Last night, I removed all of the scattered items from the dining room table. I wiped it off, got out my supplies, and set up the ironing board. I got my glass of water and placed it on the side table, realizing the sacred act I just performed was one my mother did hundreds of times growing up. Throughout my childhood, I’d watch her cut out patterns, sew curtains, design costumes, doodle, and help with school projects all at the dining room table. All family life circled around that wood slab. I listened to an episode of the Levar Burton Reads podcast recently and in it Levar talked about a formative time in his life. When he was in the third grade, his teacher would leave him in charge of the class by having him read a book while she went to go fix herself her afternoon cup of tea. It helped him understand the responsibility of telling a good story and later in his life he realized this teacher saw something in him that …

The Art of Being Weird

Almost three years ago, we started our farm and put a lot of our lives out there for you to see. Like a lot. This formula of “watch us do a thing online” isn’t a new formula and I think most people walk this line of “how much do I share?” and “Whoa, I just shared too much.” (See: me most days on our Instagram stories) There’s one part of this formula that we don’t talk about enough: talking about yourself authentically and honestly requires vulnerability. And being vulnerable is weird, awkward, and most times uncomfortable.
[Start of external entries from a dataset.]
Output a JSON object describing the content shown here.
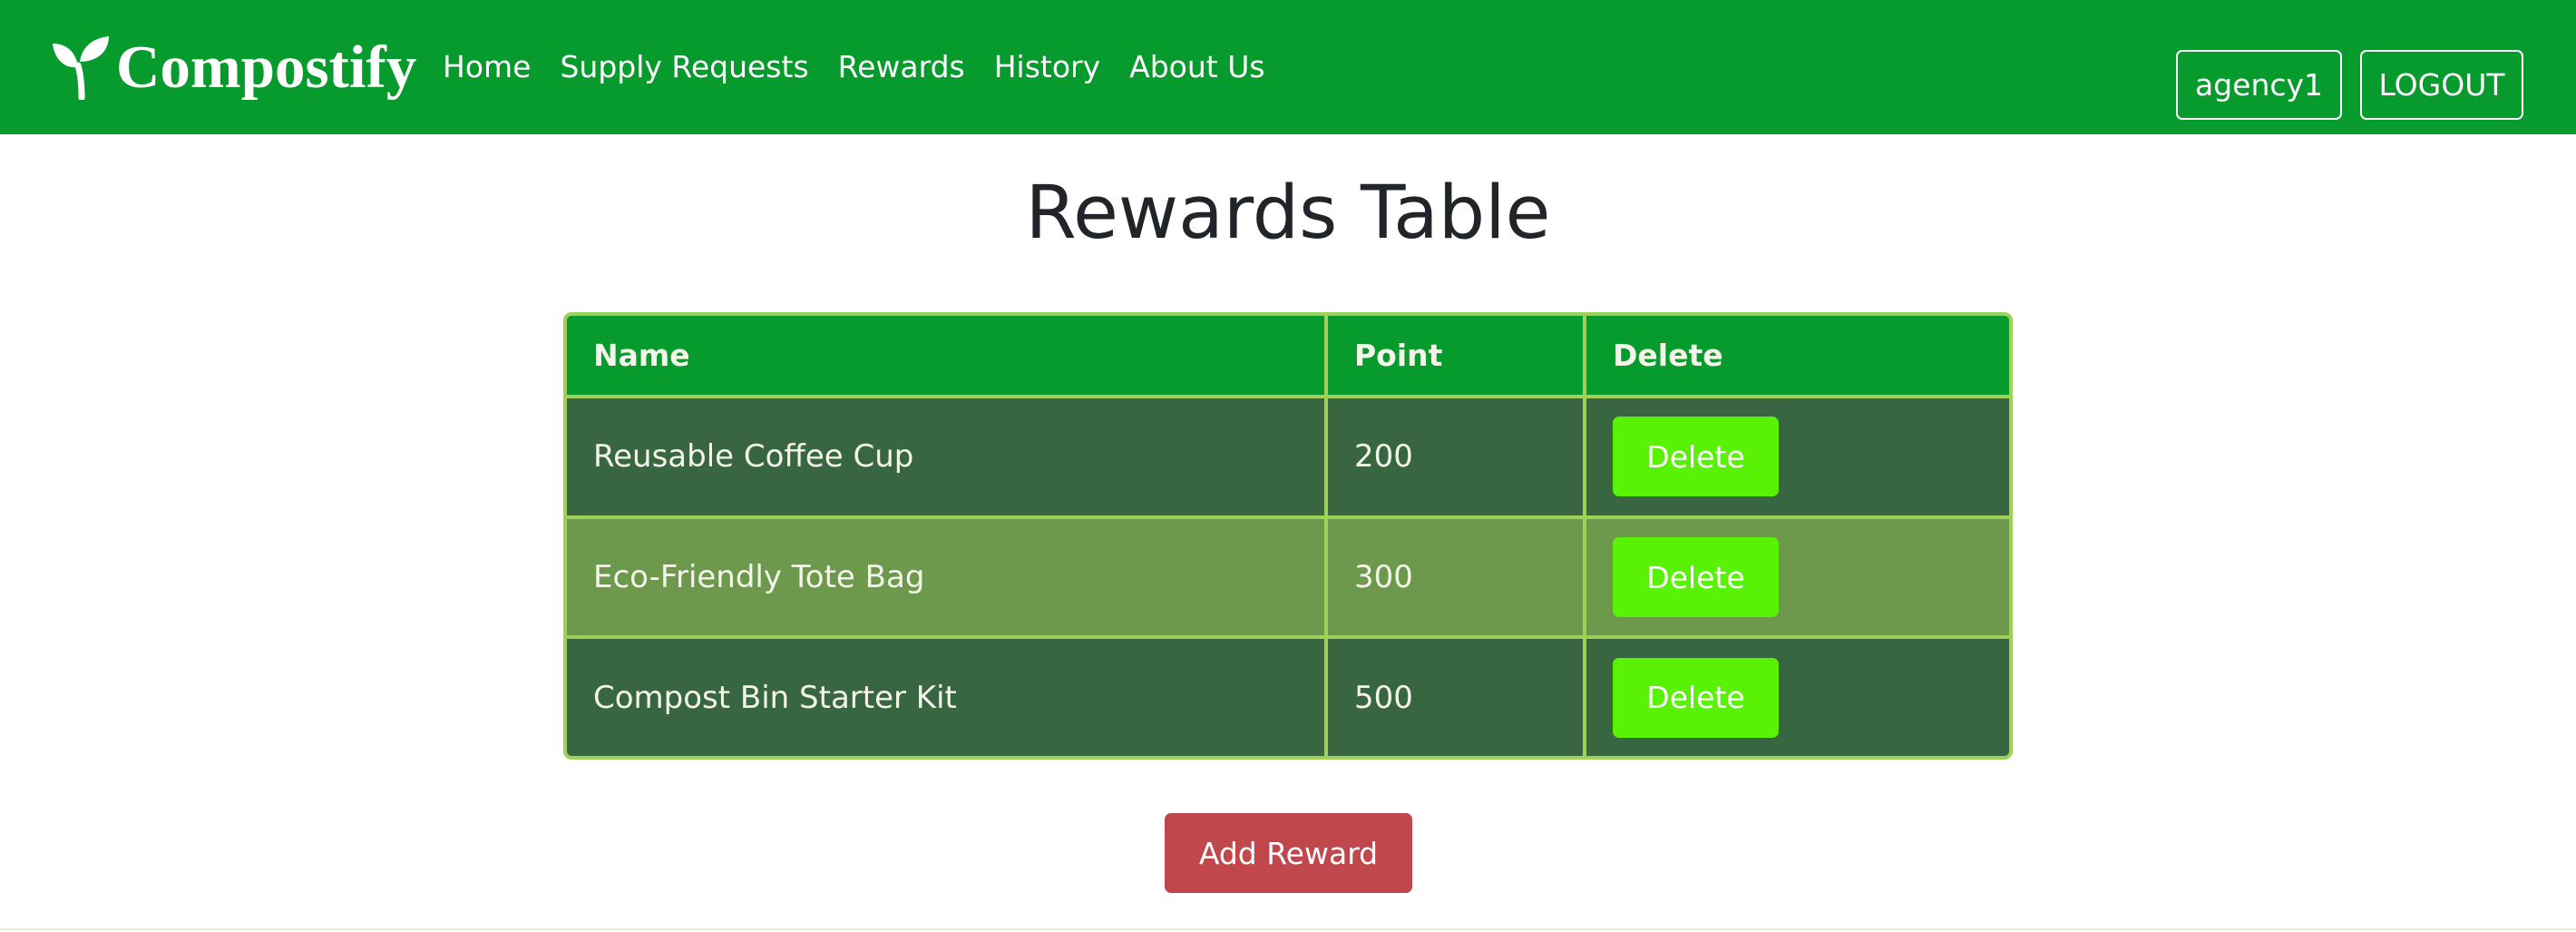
{
  "navbar": {
    "brand": "Compostify",
    "brand_icon": "sprout-icon",
    "links": [
      "Home",
      "Supply Requests",
      "Rewards",
      "History",
      "About Us"
    ],
    "user_label": "agency1",
    "logout_label": "LOGOUT"
  },
  "page": {
    "title": "Rewards Table"
  },
  "table": {
    "headers": [
      "Name",
      "Point",
      "Delete"
    ],
    "rows": [
      {
        "name": "Reusable Coffee Cup",
        "point": "200",
        "action": "Delete"
      },
      {
        "name": "Eco-Friendly Tote Bag",
        "point": "300",
        "action": "Delete"
      },
      {
        "name": "Compost Bin Starter Kit",
        "point": "500",
        "action": "Delete"
      }
    ]
  },
  "actions": {
    "add_label": "Add Reward"
  },
  "colors": {
    "navbar": "#079a2d",
    "row_dark": "#376641",
    "row_light": "#6c994c",
    "table_border": "#9ed05a",
    "delete_button": "#59f105",
    "add_button": "#c0474c"
  }
}
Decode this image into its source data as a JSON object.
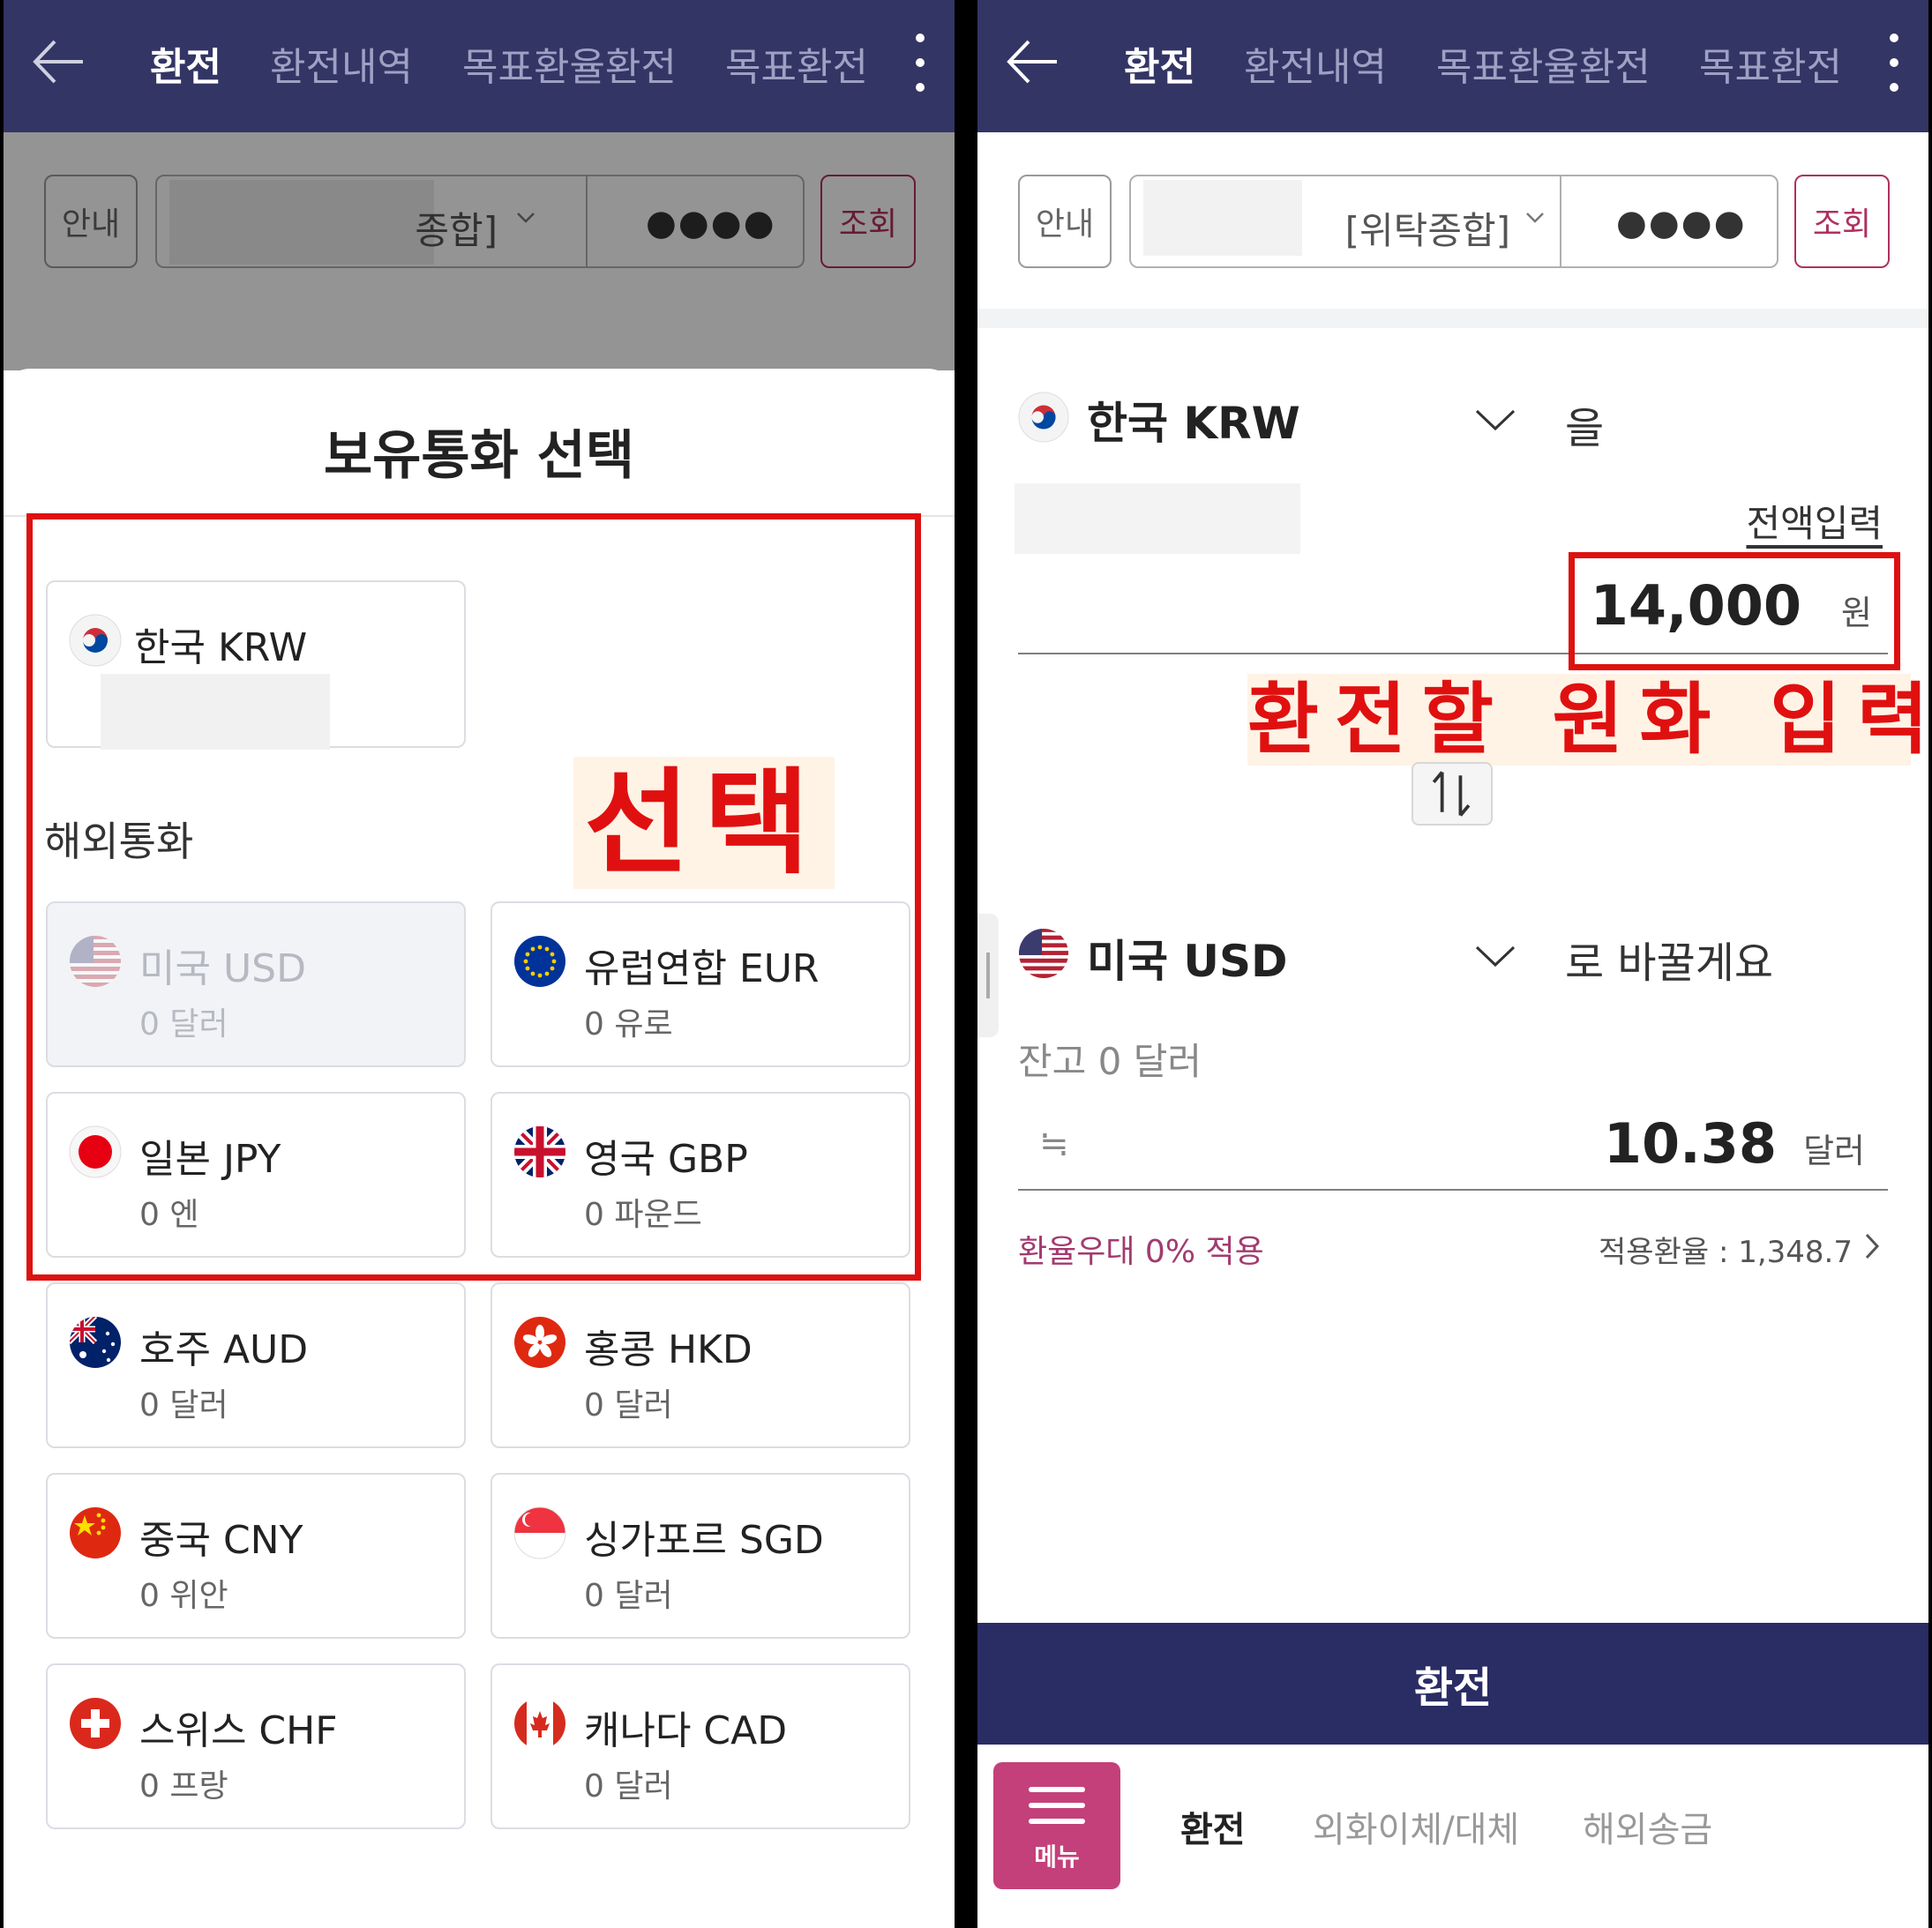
{
  "nav": {
    "tabs": [
      "환전",
      "환전내역",
      "목표환율환전",
      "목표환전"
    ]
  },
  "account": {
    "guide_label": "안내",
    "left_account_suffix": "종합]",
    "right_account_suffix": "[위탁종합]",
    "password_mask": "●●●●",
    "query_label": "조회"
  },
  "left": {
    "sheet_title": "보유통화 선택",
    "held_currency": {
      "name": "한국 KRW"
    },
    "foreign_label": "해외통화",
    "annotation": "선택",
    "currencies": [
      {
        "name": "미국 USD",
        "balance": "0 달러",
        "disabled": true
      },
      {
        "name": "유럽연합 EUR",
        "balance": "0 유로"
      },
      {
        "name": "일본 JPY",
        "balance": "0 엔"
      },
      {
        "name": "영국 GBP",
        "balance": "0 파운드"
      },
      {
        "name": "호주 AUD",
        "balance": "0 달러"
      },
      {
        "name": "홍콩 HKD",
        "balance": "0 달러"
      },
      {
        "name": "중국 CNY",
        "balance": "0 위안"
      },
      {
        "name": "싱가포르 SGD",
        "balance": "0 달러"
      },
      {
        "name": "스위스 CHF",
        "balance": "0 프랑"
      },
      {
        "name": "캐나다 CAD",
        "balance": "0 달러"
      }
    ]
  },
  "right": {
    "from_currency": "한국 KRW",
    "from_suffix": "을",
    "full_amount_link": "전액입력",
    "from_amount": "14,000",
    "from_unit": "원",
    "annotation": "환전할 원화 입력",
    "to_currency": "미국 USD",
    "to_suffix": "로 바꿀게요",
    "to_balance": "잔고 0 달러",
    "approx_symbol": "≒",
    "to_amount": "10.38",
    "to_unit": "달러",
    "promo": "환율우대 0% 적용",
    "rate_label": "적용환율 : 1,348.7",
    "submit_label": "환전"
  },
  "bottom_nav": {
    "menu_label": "메뉴",
    "items": [
      "환전",
      "외화이체/대체",
      "해외송금"
    ]
  },
  "colors": {
    "header_bg": "#333565",
    "accent": "#c4407a",
    "submit_bg": "#2a2c64",
    "annotation_red": "#dd1111"
  }
}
But as my homegirl Brene Brown has said, “I’ve never achieved a single thing in my career or life comfortably.” (Seriously, if I ever get to meet Brene Brown, we’re hugging it out.) Even though we have a farm, we are no different than you – guy who is eating a bowl of ice cream in sweat pants that his mom bought him 15 years ago or lady who just said that weird thing to the cashier about bandaids. …

Our BCS Tractor

After months of research, this past winter we finally made up our mind and bought a BCS two-wheel tractor.  Though the expression is overused, we will still say that this tool has been a “game changer”.  When we talk to people about our new tractor, we often get some raised eyebrows, especially since we’re in corn and soybean country and when we say “tractor” that conjures up images of much bigger vehicles.  So, here’s the skinny with our BCS. These Italian-made, two-wheel tractors have been popular in Europe for decades.  With the resurgence of small-scale farming in the U.S. the past few years, they are becoming standard fare for little farms like ours.  Our BCS looks like a tiller, but it is actually a whole heckuva lot more.  The tractor is entirely gear driven, so no belts to break.  It’s built as sturdy as a full-size tractor, but in a much smaller package.  It has a PTO that allows the user to attach all sorts of implements to the unit. We have just three implements …

Stewart and Kevin

We had the awesome opportunity to be a part of Stewart and Kevin’s special day. They love the outdoors and wanted to bring them in. And when some outdoor kids ask another set of outdoor kids to come out and a play, we run screaming “yes”.

Peyton and Alex

Peyton and Alex were so sweet and kind and came to the farm to see their flowers growing. Everything except the roses and the eucalyptus were grown on our farm. Photos by Images by Whitney